● **WHAT NEEDS TO BE DONE**
Among the entries below, count the lines holding the string "highlighted". Respond with the number alone.

Element data from apps and pages:
<<<<

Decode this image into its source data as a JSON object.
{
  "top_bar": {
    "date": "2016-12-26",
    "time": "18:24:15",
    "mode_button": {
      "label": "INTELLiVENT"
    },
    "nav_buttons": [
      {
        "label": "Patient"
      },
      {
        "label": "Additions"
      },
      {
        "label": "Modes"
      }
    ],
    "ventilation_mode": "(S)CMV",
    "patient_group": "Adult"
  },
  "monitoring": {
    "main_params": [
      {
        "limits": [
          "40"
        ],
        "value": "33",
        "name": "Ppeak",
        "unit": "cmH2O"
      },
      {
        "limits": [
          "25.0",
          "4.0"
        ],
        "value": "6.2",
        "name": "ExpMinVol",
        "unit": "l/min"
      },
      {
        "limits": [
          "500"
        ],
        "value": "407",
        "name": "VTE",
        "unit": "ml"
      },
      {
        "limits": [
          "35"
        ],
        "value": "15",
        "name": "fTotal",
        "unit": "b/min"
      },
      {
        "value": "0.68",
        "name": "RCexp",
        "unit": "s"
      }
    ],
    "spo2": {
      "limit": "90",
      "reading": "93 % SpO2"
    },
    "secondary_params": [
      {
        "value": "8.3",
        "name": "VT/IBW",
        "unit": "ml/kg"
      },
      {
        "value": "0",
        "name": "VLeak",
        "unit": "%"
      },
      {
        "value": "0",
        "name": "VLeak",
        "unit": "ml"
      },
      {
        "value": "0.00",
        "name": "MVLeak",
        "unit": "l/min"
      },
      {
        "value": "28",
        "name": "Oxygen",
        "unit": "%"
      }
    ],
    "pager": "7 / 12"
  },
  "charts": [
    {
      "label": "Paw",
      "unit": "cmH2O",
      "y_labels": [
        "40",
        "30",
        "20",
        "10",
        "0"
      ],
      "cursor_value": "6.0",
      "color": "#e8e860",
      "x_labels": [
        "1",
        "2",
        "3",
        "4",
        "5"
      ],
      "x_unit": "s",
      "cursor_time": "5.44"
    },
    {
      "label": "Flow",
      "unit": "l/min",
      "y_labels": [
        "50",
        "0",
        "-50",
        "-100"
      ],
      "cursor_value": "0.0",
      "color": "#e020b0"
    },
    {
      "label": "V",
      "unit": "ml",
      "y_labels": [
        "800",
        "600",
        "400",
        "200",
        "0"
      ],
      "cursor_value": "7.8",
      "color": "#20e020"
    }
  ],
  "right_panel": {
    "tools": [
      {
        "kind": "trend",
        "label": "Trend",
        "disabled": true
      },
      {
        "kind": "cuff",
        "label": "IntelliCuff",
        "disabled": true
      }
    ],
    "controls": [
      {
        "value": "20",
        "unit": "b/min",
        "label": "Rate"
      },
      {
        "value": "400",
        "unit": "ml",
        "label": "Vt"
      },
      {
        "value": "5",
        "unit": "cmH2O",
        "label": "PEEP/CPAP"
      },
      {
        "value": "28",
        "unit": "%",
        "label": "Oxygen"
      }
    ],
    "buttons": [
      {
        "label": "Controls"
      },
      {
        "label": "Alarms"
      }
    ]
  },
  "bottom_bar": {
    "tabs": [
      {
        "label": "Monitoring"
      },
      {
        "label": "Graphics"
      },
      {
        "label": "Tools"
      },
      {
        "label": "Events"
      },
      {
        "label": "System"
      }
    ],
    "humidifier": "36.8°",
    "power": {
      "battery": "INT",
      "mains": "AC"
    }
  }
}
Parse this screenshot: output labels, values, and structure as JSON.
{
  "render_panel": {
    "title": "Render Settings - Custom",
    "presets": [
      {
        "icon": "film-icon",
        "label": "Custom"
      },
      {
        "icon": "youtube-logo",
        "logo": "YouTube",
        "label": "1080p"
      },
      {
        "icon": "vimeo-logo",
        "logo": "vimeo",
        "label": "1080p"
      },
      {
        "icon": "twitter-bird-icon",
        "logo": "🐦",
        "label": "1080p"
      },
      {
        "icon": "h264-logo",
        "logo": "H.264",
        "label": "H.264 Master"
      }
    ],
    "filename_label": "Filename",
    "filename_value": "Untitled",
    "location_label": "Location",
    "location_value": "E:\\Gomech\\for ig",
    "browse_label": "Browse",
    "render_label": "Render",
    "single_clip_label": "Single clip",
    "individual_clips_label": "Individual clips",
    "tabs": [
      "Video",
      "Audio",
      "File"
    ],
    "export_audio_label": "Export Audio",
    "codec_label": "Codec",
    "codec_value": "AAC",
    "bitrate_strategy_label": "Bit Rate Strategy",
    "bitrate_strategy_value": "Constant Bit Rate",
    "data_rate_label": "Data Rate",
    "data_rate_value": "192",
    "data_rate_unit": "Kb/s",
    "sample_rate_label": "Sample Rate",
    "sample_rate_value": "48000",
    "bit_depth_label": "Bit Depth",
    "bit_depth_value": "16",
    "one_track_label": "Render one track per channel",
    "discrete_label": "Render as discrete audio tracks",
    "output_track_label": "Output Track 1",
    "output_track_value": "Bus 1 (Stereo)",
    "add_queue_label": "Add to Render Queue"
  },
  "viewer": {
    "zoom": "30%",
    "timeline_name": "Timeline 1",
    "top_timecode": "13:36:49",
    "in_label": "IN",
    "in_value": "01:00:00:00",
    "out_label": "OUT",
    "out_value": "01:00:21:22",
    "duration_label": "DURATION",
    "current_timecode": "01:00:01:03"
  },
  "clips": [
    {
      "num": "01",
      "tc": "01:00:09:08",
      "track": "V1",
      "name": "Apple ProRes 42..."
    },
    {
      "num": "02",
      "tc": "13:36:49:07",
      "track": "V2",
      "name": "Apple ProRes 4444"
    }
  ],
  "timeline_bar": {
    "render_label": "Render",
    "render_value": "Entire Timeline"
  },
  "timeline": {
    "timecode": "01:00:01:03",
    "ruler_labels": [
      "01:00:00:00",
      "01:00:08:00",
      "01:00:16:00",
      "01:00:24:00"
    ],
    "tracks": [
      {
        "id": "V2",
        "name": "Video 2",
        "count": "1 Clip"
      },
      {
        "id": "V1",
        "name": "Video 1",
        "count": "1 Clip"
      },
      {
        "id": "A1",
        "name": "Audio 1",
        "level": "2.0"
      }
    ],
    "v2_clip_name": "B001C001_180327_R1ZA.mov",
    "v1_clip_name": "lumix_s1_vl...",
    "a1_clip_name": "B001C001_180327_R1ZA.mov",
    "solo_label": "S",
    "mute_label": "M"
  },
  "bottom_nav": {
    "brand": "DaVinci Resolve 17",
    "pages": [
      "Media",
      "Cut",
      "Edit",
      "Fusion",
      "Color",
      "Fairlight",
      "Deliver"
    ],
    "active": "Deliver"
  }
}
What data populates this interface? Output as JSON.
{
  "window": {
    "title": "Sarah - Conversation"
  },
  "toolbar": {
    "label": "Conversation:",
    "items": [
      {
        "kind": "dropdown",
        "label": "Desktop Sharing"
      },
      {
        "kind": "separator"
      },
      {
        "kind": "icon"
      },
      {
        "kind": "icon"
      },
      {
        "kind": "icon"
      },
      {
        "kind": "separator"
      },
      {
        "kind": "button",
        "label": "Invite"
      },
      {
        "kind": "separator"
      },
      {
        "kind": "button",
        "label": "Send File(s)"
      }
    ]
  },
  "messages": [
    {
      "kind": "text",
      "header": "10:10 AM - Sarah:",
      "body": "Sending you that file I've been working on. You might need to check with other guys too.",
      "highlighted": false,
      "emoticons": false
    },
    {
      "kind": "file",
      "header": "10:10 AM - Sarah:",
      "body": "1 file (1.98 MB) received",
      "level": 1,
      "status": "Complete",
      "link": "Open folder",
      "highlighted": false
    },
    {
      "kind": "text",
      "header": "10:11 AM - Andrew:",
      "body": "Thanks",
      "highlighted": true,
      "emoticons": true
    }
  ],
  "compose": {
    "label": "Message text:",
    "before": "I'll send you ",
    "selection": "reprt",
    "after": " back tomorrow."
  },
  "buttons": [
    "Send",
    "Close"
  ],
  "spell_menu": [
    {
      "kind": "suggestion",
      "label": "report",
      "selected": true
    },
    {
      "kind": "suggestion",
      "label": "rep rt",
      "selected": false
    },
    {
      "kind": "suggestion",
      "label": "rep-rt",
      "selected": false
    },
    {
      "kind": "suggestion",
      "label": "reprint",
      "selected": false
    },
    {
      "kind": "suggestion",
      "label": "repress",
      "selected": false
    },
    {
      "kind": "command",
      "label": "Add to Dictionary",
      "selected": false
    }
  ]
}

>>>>

● **ANSWER FOR THIS EXERCISE**
3